ACTIVITY: Look for "sloanestephens" in the records and copy every line that has it.

Items listed in a dataset:
● ● ● ● ●

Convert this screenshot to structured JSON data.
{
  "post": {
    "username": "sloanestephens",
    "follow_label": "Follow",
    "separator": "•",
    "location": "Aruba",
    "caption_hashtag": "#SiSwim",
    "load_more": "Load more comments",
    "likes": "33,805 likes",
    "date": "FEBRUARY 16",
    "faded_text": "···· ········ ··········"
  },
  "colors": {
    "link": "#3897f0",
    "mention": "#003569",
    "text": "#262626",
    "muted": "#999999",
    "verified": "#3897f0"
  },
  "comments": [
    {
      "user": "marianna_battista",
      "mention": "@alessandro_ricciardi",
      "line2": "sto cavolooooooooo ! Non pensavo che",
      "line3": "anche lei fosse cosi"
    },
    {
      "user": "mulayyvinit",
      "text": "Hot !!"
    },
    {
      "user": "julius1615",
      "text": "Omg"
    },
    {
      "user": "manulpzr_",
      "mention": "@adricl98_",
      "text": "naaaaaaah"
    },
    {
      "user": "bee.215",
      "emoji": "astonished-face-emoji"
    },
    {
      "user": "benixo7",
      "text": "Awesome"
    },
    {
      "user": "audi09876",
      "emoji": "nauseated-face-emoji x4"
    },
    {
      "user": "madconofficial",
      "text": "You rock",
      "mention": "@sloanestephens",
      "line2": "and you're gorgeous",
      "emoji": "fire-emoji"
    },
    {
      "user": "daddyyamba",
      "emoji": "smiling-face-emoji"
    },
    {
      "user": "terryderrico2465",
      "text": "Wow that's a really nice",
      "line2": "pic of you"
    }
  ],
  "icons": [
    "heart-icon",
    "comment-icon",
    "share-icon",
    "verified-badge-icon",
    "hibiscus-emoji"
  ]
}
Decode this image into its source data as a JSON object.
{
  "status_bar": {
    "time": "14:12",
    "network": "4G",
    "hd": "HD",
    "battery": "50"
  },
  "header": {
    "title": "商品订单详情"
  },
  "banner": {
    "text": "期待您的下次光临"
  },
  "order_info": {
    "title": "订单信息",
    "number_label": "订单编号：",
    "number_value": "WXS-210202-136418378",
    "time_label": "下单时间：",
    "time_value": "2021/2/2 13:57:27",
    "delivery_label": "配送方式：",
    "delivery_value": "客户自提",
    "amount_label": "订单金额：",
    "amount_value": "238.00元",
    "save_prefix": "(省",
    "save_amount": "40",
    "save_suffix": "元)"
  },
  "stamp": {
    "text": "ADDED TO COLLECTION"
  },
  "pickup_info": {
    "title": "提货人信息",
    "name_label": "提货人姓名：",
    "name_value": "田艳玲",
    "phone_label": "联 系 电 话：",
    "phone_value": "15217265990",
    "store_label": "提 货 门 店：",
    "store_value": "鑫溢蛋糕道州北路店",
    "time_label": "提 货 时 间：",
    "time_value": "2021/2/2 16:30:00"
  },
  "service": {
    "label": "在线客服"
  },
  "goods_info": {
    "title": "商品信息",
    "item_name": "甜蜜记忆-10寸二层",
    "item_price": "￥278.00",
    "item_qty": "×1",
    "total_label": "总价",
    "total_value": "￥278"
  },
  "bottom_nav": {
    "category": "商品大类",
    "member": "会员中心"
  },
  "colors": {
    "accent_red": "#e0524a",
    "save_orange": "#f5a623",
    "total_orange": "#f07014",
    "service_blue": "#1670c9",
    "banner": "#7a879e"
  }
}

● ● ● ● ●

RESPONSE TO THIS TASK:
    "username": "sloanestephens",
      "mention": "@sloanestephens",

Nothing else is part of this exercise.